*Task to complete*
Please output every entry below exactly as written, leaving out any pictures.
——————————
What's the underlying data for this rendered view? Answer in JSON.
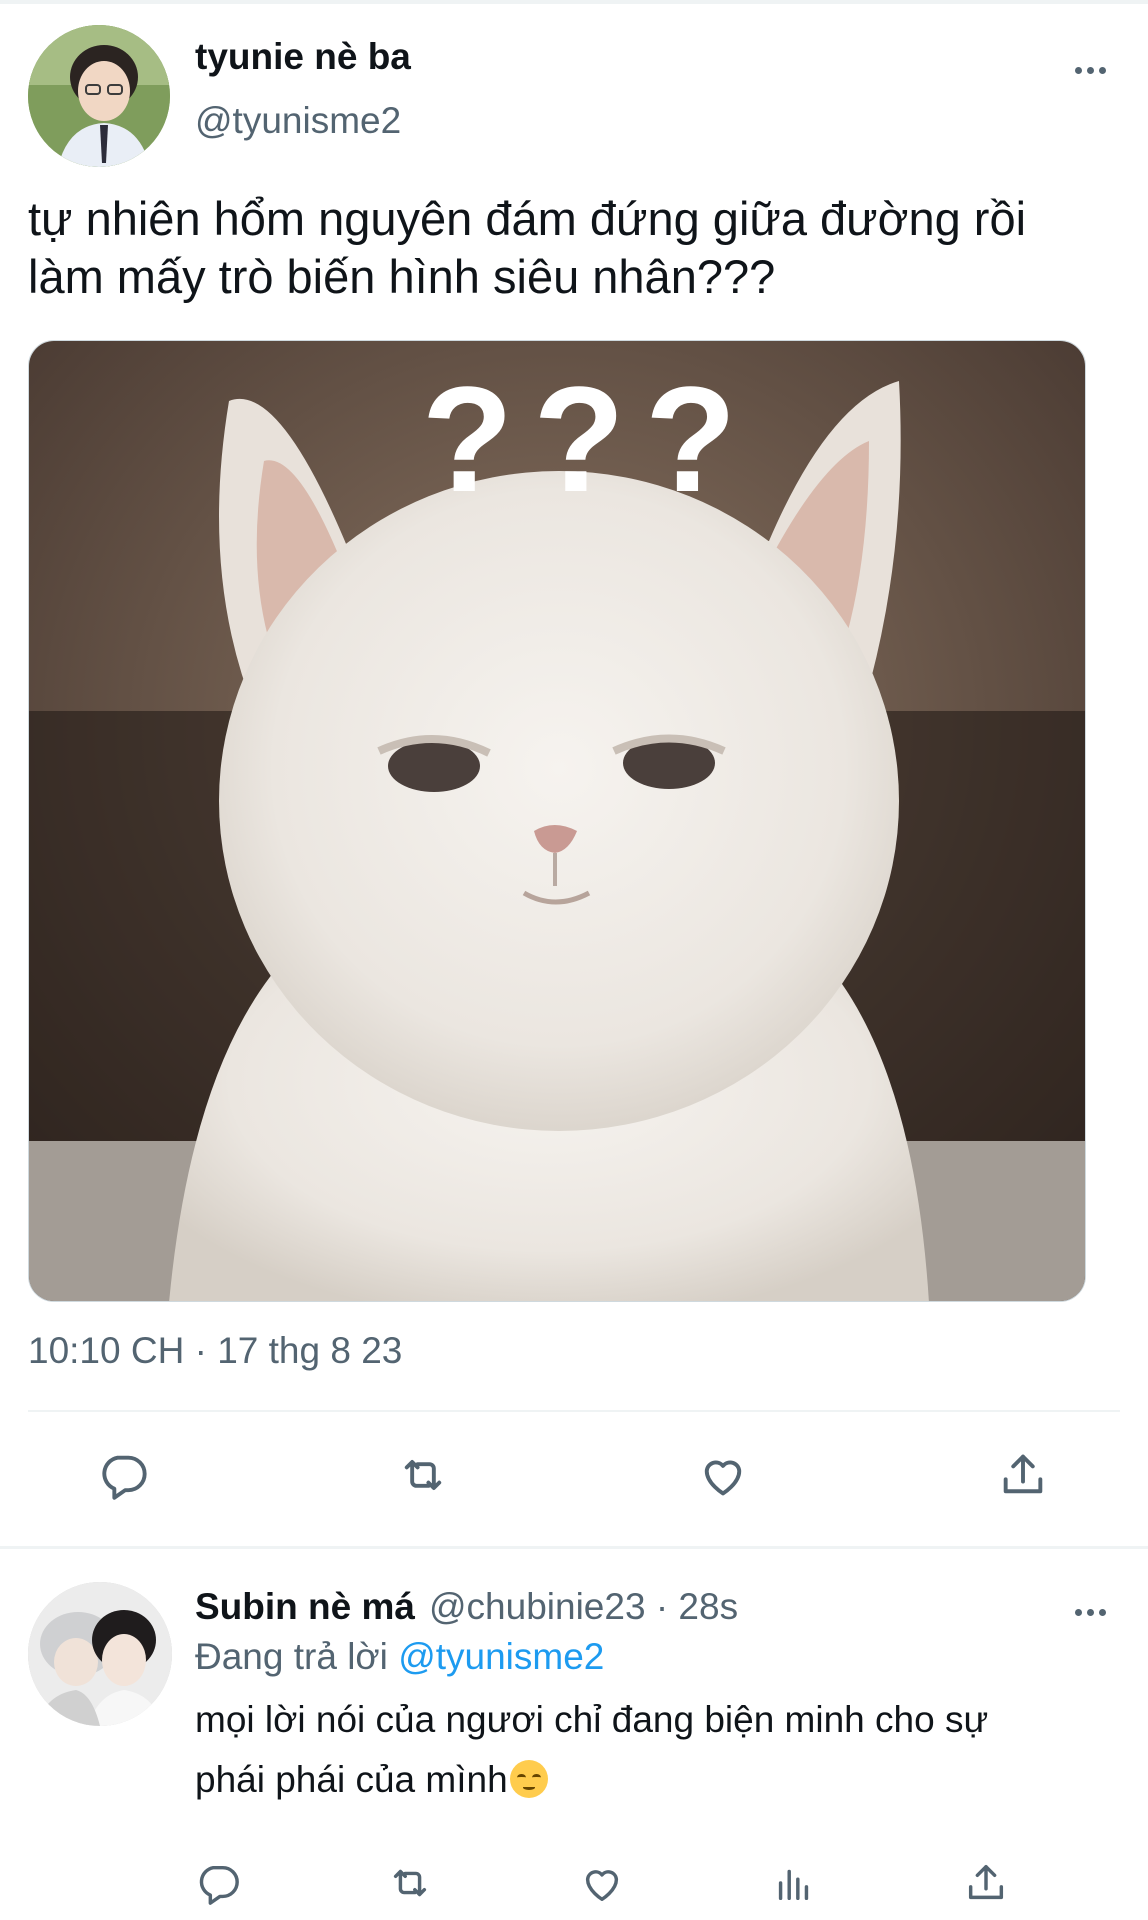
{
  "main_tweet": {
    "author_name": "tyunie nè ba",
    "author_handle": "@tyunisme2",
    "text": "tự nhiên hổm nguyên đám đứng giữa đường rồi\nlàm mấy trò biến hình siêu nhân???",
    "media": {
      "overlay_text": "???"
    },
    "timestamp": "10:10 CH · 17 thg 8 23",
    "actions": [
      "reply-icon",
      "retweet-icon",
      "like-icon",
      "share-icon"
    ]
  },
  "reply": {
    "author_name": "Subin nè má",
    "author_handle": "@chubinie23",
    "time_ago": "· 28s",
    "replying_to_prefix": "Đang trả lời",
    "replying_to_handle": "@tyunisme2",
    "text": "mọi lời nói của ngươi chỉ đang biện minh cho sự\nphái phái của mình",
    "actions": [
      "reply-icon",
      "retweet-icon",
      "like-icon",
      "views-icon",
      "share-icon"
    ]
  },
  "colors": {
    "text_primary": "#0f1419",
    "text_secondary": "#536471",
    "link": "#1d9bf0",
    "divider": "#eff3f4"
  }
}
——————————
*The answer*
What's the underlying data for this rendered view? Answer in JSON.
{
  "main_tweet": {
    "author_name": "tyunie nè ba",
    "author_handle": "@tyunisme2",
    "text": "tự nhiên hổm nguyên đám đứng giữa đường rồi\nlàm mấy trò biến hình siêu nhân???",
    "media": {
      "overlay_text": "???"
    },
    "timestamp": "10:10 CH · 17 thg 8 23",
    "actions": [
      "reply-icon",
      "retweet-icon",
      "like-icon",
      "share-icon"
    ]
  },
  "reply": {
    "author_name": "Subin nè má",
    "author_handle": "@chubinie23",
    "time_ago": "· 28s",
    "replying_to_prefix": "Đang trả lời",
    "replying_to_handle": "@tyunisme2",
    "text": "mọi lời nói của ngươi chỉ đang biện minh cho sự\nphái phái của mình",
    "actions": [
      "reply-icon",
      "retweet-icon",
      "like-icon",
      "views-icon",
      "share-icon"
    ]
  },
  "colors": {
    "text_primary": "#0f1419",
    "text_secondary": "#536471",
    "link": "#1d9bf0",
    "divider": "#eff3f4"
  }
}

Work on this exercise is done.